BRIEF = Every entry below is to be copied exactly, with nothing left out.

SUPPLIED DATA =
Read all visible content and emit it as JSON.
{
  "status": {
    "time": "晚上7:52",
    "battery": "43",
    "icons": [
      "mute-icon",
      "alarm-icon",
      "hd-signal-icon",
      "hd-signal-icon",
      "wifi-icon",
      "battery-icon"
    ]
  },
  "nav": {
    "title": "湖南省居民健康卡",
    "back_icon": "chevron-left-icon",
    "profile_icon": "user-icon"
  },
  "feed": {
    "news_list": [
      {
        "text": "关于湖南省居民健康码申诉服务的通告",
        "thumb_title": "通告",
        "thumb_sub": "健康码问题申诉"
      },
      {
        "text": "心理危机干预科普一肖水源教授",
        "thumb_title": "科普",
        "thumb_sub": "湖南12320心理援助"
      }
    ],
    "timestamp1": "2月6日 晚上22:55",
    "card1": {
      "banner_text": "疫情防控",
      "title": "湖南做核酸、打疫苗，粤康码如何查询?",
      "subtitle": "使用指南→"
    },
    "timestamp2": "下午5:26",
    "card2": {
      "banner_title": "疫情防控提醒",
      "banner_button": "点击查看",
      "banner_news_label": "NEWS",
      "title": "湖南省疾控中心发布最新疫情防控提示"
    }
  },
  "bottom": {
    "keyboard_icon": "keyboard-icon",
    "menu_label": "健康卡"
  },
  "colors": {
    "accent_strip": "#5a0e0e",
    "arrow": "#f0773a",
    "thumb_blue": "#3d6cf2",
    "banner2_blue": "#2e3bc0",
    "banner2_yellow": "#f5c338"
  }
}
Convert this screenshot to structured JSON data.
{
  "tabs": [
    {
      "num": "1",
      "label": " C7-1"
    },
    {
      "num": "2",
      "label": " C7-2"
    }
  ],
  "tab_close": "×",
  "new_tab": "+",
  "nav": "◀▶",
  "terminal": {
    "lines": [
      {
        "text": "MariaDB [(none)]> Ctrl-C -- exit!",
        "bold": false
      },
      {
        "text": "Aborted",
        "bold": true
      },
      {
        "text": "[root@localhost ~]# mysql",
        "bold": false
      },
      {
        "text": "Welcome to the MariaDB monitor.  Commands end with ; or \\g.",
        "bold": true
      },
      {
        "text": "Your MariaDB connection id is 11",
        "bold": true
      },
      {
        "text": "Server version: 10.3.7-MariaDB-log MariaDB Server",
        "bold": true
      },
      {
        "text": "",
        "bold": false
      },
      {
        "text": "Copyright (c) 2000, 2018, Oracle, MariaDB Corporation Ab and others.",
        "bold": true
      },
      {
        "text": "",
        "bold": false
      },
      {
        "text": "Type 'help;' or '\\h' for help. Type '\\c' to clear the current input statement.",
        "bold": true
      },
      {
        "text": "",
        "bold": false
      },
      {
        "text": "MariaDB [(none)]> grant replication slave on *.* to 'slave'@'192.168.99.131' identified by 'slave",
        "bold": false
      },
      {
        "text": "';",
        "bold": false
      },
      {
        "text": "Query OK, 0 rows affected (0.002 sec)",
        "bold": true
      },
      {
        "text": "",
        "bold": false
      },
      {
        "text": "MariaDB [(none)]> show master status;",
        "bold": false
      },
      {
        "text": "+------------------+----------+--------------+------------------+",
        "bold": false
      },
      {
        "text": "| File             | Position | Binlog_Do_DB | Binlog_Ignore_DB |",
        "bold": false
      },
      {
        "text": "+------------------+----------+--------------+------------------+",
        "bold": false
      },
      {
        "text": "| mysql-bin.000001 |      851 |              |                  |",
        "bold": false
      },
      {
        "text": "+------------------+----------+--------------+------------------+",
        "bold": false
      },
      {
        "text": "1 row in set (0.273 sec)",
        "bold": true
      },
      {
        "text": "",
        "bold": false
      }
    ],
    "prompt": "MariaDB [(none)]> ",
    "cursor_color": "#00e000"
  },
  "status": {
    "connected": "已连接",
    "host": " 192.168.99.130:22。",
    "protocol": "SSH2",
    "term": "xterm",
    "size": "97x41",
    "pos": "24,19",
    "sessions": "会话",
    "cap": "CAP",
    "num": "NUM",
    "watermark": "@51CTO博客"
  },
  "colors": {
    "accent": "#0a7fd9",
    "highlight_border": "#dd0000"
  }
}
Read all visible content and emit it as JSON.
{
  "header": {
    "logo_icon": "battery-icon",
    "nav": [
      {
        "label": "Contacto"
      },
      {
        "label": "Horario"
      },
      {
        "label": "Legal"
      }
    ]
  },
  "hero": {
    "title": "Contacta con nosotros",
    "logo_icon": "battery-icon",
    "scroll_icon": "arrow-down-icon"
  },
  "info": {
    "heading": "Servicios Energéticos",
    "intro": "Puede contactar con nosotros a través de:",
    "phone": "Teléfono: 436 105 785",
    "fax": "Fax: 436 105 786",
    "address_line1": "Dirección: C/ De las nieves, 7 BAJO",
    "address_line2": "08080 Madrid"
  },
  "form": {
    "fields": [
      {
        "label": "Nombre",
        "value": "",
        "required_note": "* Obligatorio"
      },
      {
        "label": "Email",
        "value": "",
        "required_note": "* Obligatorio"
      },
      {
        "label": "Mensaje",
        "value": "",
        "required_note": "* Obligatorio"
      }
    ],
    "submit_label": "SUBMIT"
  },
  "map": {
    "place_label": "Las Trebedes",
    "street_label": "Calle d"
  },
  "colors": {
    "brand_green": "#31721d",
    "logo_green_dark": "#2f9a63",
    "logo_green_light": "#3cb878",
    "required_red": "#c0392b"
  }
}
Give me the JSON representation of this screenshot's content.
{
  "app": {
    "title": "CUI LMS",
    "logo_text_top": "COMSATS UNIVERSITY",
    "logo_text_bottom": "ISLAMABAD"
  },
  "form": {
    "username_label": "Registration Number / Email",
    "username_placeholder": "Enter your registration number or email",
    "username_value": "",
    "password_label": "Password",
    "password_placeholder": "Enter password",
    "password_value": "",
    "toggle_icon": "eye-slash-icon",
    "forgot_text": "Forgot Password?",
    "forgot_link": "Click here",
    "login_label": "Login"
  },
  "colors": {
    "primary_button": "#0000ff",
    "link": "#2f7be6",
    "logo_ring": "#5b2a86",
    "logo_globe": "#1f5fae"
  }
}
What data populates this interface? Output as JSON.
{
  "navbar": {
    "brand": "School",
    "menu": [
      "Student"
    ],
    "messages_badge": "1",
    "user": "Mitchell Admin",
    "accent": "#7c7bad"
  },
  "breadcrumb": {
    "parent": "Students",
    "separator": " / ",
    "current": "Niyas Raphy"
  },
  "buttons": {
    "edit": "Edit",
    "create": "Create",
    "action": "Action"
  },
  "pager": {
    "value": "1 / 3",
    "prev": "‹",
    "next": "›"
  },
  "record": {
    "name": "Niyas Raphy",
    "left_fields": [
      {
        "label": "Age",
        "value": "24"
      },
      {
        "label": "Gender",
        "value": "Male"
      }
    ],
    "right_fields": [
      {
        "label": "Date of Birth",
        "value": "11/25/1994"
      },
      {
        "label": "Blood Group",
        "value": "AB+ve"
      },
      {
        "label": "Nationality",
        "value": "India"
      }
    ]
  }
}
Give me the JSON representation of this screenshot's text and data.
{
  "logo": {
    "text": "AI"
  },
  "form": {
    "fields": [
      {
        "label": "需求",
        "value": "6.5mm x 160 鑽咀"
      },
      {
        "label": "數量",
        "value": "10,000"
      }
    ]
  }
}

RESPONSE FOR THIS EXERCISE =
Read all visible content and emit it as JSON.
{
  "status": {
    "time": "晚上7:52",
    "battery": "43",
    "icons": [
      "mute-icon",
      "alarm-icon",
      "hd-signal-icon",
      "hd-signal-icon",
      "wifi-icon",
      "battery-icon"
    ]
  },
  "nav": {
    "title": "湖南省居民健康卡",
    "back_icon": "chevron-left-icon",
    "profile_icon": "user-icon"
  },
  "feed": {
    "news_list": [
      {
        "text": "关于湖南省居民健康码申诉服务的通告",
        "thumb_title": "通告",
        "thumb_sub": "健康码问题申诉"
      },
      {
        "text": "心理危机干预科普一肖水源教授",
        "thumb_title": "科普",
        "thumb_sub": "湖南12320心理援助"
      }
    ],
    "timestamp1": "2月6日 晚上22:55",
    "card1": {
      "banner_text": "疫情防控",
      "title": "湖南做核酸、打疫苗，粤康码如何查询?",
      "subtitle": "使用指南→"
    },
    "timestamp2": "下午5:26",
    "card2": {
      "banner_title": "疫情防控提醒",
      "banner_button": "点击查看",
      "banner_news_label": "NEWS",
      "title": "湖南省疾控中心发布最新疫情防控提示"
    }
  },
  "bottom": {
    "keyboard_icon": "keyboard-icon",
    "menu_label": "健康卡"
  },
  "colors": {
    "accent_strip": "#5a0e0e",
    "arrow": "#f0773a",
    "thumb_blue": "#3d6cf2",
    "banner2_blue": "#2e3bc0",
    "banner2_yellow": "#f5c338"
  }
}
Convert this screenshot to structured JSON data.
{
  "tabs": [
    {
      "num": "1",
      "label": " C7-1"
    },
    {
      "num": "2",
      "label": " C7-2"
    }
  ],
  "tab_close": "×",
  "new_tab": "+",
  "nav": "◀▶",
  "terminal": {
    "lines": [
      {
        "text": "MariaDB [(none)]> Ctrl-C -- exit!",
        "bold": false
      },
      {
        "text": "Aborted",
        "bold": true
      },
      {
        "text": "[root@localhost ~]# mysql",
        "bold": false
      },
      {
        "text": "Welcome to the MariaDB monitor.  Commands end with ; or \\g.",
        "bold": true
      },
      {
        "text": "Your MariaDB connection id is 11",
        "bold": true
      },
      {
        "text": "Server version: 10.3.7-MariaDB-log MariaDB Server",
        "bold": true
      },
      {
        "text": "",
        "bold": false
      },
      {
        "text": "Copyright (c) 2000, 2018, Oracle, MariaDB Corporation Ab and others.",
        "bold": true
      },
      {
        "text": "",
        "bold": false
      },
      {
        "text": "Type 'help;' or '\\h' for help. Type '\\c' to clear the current input statement.",
        "bold": true
      },
      {
        "text": "",
        "bold": false
      },
      {
        "text": "MariaDB [(none)]> grant replication slave on *.* to 'slave'@'192.168.99.131' identified by 'slave",
        "bold": false
      },
      {
        "text": "';",
        "bold": false
      },
      {
        "text": "Query OK, 0 rows affected (0.002 sec)",
        "bold": true
      },
      {
        "text": "",
        "bold": false
      },
      {
        "text": "MariaDB [(none)]> show master status;",
        "bold": false
      },
      {
        "text": "+------------------+----------+--------------+------------------+",
        "bold": false
      },
      {
        "text": "| File             | Position | Binlog_Do_DB | Binlog_Ignore_DB |",
        "bold": false
      },
      {
        "text": "+------------------+----------+--------------+------------------+",
        "bold": false
      },
      {
        "text": "| mysql-bin.000001 |      851 |              |                  |",
        "bold": false
      },
      {
        "text": "+------------------+----------+--------------+------------------+",
        "bold": false
      },
      {
        "text": "1 row in set (0.273 sec)",
        "bold": true
      },
      {
        "text": "",
        "bold": false
      }
    ],
    "prompt": "MariaDB [(none)]> ",
    "cursor_color": "#00e000"
  },
  "status": {
    "connected": "已连接",
    "host": " 192.168.99.130:22。",
    "protocol": "SSH2",
    "term": "xterm",
    "size": "97x41",
    "pos": "24,19",
    "sessions": "会话",
    "cap": "CAP",
    "num": "NUM",
    "watermark": "@51CTO博客"
  },
  "colors": {
    "accent": "#0a7fd9",
    "highlight_border": "#dd0000"
  }
}
Read all visible content and emit it as JSON.
{
  "header": {
    "logo_icon": "battery-icon",
    "nav": [
      {
        "label": "Contacto"
      },
      {
        "label": "Horario"
      },
      {
        "label": "Legal"
      }
    ]
  },
  "hero": {
    "title": "Contacta con nosotros",
    "logo_icon": "battery-icon",
    "scroll_icon": "arrow-down-icon"
  },
  "info": {
    "heading": "Servicios Energéticos",
    "intro": "Puede contactar con nosotros a través de:",
    "phone": "Teléfono: 436 105 785",
    "fax": "Fax: 436 105 786",
    "address_line1": "Dirección: C/ De las nieves, 7 BAJO",
    "address_line2": "08080 Madrid"
  },
  "form": {
    "fields": [
      {
        "label": "Nombre",
        "value": "",
        "required_note": "* Obligatorio"
      },
      {
        "label": "Email",
        "value": "",
        "required_note": "* Obligatorio"
      },
      {
        "label": "Mensaje",
        "value": "",
        "required_note": "* Obligatorio"
      }
    ],
    "submit_label": "SUBMIT"
  },
  "map": {
    "place_label": "Las Trebedes",
    "street_label": "Calle d"
  },
  "colors": {
    "brand_green": "#31721d",
    "logo_green_dark": "#2f9a63",
    "logo_green_light": "#3cb878",
    "required_red": "#c0392b"
  }
}
Give me the JSON representation of this screenshot's content.
{
  "app": {
    "title": "CUI LMS",
    "logo_text_top": "COMSATS UNIVERSITY",
    "logo_text_bottom": "ISLAMABAD"
  },
  "form": {
    "username_label": "Registration Number / Email",
    "username_placeholder": "Enter your registration number or email",
    "username_value": "",
    "password_label": "Password",
    "password_placeholder": "Enter password",
    "password_value": "",
    "toggle_icon": "eye-slash-icon",
    "forgot_text": "Forgot Password?",
    "forgot_link": "Click here",
    "login_label": "Login"
  },
  "colors": {
    "primary_button": "#0000ff",
    "link": "#2f7be6",
    "logo_ring": "#5b2a86",
    "logo_globe": "#1f5fae"
  }
}
What data populates this interface? Output as JSON.
{
  "navbar": {
    "brand": "School",
    "menu": [
      "Student"
    ],
    "messages_badge": "1",
    "user": "Mitchell Admin",
    "accent": "#7c7bad"
  },
  "breadcrumb": {
    "parent": "Students",
    "separator": " / ",
    "current": "Niyas Raphy"
  },
  "buttons": {
    "edit": "Edit",
    "create": "Create",
    "action": "Action"
  },
  "pager": {
    "value": "1 / 3",
    "prev": "‹",
    "next": "›"
  },
  "record": {
    "name": "Niyas Raphy",
    "left_fields": [
      {
        "label": "Age",
        "value": "24"
      },
      {
        "label": "Gender",
        "value": "Male"
      }
    ],
    "right_fields": [
      {
        "label": "Date of Birth",
        "value": "11/25/1994"
      },
      {
        "label": "Blood Group",
        "value": "AB+ve"
      },
      {
        "label": "Nationality",
        "value": "India"
      }
    ]
  }
}
Give me the JSON representation of this screenshot's text and data.
{
  "logo": {
    "text": "AI"
  },
  "form": {
    "fields": [
      {
        "label": "需求",
        "value": "6.5mm x 160 鑽咀"
      },
      {
        "label": "數量",
        "value": "10,000"
      }
    ]
  }
}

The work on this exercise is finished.